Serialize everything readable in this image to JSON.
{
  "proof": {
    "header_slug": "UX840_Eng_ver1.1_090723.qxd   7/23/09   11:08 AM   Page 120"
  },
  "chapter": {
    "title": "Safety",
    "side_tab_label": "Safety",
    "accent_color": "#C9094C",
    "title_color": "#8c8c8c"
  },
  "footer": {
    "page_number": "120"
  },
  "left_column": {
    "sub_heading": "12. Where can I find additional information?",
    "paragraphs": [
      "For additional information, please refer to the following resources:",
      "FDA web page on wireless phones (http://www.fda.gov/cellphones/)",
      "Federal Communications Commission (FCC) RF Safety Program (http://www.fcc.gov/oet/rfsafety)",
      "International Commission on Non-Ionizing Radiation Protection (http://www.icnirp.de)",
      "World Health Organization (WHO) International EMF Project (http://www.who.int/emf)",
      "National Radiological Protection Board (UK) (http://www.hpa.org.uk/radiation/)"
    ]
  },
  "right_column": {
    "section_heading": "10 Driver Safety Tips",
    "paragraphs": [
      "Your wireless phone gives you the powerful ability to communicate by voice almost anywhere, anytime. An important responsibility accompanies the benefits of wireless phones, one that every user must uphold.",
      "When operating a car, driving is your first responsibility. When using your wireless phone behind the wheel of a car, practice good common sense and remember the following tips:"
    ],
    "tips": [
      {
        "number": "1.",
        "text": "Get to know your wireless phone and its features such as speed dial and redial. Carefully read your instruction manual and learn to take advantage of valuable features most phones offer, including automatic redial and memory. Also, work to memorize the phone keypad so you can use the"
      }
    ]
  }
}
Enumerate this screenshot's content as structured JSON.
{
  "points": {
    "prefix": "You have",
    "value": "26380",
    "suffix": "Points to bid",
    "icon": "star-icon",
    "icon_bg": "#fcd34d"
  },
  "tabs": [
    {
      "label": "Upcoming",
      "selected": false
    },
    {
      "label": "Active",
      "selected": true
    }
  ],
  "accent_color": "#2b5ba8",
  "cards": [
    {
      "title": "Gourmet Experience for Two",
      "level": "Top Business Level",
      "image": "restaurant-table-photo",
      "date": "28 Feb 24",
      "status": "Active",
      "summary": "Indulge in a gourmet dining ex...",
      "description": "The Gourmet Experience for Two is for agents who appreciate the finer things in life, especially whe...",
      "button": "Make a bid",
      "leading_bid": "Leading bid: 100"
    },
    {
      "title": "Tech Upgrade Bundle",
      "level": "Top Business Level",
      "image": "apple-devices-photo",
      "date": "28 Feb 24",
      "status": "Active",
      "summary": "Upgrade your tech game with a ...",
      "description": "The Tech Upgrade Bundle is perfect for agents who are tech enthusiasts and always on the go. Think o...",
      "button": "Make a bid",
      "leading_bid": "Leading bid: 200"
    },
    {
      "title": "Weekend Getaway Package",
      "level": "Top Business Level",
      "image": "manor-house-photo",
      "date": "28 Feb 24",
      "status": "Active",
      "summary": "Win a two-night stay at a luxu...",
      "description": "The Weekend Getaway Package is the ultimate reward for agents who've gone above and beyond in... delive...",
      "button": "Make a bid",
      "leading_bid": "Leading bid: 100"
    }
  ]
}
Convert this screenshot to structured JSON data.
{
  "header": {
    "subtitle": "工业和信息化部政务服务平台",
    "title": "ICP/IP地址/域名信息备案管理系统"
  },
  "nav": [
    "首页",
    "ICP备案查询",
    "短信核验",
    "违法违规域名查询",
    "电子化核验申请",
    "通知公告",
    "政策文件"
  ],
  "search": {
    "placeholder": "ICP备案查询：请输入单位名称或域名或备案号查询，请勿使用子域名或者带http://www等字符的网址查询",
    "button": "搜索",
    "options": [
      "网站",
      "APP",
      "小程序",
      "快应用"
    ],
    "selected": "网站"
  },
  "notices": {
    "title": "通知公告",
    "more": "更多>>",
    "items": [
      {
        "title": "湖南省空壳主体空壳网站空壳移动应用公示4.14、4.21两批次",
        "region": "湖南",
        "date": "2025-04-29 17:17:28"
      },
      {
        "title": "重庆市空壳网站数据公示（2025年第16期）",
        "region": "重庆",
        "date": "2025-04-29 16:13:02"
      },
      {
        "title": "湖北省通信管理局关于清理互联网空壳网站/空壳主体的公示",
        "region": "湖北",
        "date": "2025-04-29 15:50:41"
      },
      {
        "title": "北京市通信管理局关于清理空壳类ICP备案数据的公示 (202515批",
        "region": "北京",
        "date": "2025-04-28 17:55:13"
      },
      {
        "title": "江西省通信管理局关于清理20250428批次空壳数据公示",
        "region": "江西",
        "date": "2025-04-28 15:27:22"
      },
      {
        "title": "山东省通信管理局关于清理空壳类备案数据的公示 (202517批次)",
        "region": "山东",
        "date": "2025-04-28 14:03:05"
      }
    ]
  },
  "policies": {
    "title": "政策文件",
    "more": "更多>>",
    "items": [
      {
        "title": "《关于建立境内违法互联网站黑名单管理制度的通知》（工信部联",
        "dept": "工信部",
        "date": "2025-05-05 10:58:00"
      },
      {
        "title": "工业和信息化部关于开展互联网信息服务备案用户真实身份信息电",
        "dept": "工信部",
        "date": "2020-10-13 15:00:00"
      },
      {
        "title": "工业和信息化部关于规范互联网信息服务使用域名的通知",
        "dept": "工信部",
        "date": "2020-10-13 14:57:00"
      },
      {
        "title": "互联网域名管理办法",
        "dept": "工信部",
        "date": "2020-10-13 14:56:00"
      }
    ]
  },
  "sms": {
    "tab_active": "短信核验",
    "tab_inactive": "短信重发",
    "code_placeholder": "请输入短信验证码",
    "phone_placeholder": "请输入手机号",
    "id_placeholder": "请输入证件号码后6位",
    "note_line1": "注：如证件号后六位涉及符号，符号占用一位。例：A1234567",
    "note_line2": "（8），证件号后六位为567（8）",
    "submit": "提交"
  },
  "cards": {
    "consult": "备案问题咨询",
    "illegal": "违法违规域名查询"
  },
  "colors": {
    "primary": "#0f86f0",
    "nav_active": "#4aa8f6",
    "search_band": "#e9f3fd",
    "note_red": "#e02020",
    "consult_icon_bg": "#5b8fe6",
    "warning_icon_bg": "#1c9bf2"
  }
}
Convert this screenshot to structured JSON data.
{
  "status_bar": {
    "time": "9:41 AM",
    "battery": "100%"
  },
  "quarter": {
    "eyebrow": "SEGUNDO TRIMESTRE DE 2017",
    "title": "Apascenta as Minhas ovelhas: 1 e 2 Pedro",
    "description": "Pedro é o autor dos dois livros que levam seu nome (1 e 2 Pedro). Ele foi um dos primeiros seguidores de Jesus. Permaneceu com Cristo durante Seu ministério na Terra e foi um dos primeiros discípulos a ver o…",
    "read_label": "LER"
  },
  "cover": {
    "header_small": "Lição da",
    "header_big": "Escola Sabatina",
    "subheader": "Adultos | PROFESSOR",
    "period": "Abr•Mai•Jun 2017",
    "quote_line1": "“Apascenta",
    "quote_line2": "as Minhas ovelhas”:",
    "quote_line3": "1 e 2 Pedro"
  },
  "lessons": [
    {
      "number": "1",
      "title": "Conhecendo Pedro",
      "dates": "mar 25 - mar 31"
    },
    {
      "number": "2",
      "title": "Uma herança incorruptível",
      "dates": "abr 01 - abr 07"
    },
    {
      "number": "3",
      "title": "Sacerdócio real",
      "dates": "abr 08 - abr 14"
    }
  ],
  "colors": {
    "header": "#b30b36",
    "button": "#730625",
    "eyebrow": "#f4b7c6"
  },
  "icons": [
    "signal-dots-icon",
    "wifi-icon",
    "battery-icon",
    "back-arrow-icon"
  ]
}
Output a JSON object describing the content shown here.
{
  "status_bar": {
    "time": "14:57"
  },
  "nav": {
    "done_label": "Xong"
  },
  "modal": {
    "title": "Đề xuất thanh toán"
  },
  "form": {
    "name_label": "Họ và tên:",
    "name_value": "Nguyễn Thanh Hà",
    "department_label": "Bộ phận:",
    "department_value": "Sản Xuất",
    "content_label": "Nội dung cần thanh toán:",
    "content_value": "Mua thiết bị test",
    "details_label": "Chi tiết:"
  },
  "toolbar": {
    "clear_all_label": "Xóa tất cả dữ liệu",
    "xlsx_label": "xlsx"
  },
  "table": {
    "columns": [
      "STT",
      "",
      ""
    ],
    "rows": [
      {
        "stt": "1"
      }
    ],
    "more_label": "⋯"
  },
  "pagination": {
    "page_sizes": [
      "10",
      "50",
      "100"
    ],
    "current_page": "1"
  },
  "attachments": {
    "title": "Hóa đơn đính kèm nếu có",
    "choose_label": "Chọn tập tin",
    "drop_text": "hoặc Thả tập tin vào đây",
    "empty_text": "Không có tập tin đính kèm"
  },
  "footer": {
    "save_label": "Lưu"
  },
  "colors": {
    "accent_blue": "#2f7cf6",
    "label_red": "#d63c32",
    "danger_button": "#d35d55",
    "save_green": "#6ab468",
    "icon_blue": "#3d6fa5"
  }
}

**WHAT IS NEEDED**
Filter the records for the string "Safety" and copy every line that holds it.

**TASK OUTPUT**
    "title": "Safety",
    "side_tab_label": "Safety",
      "Federal Communications Commission (FCC) RF Safety Program (http://www.fcc.gov/oet/rfsafety)",
    "section_heading": "10 Driver Safety Tips",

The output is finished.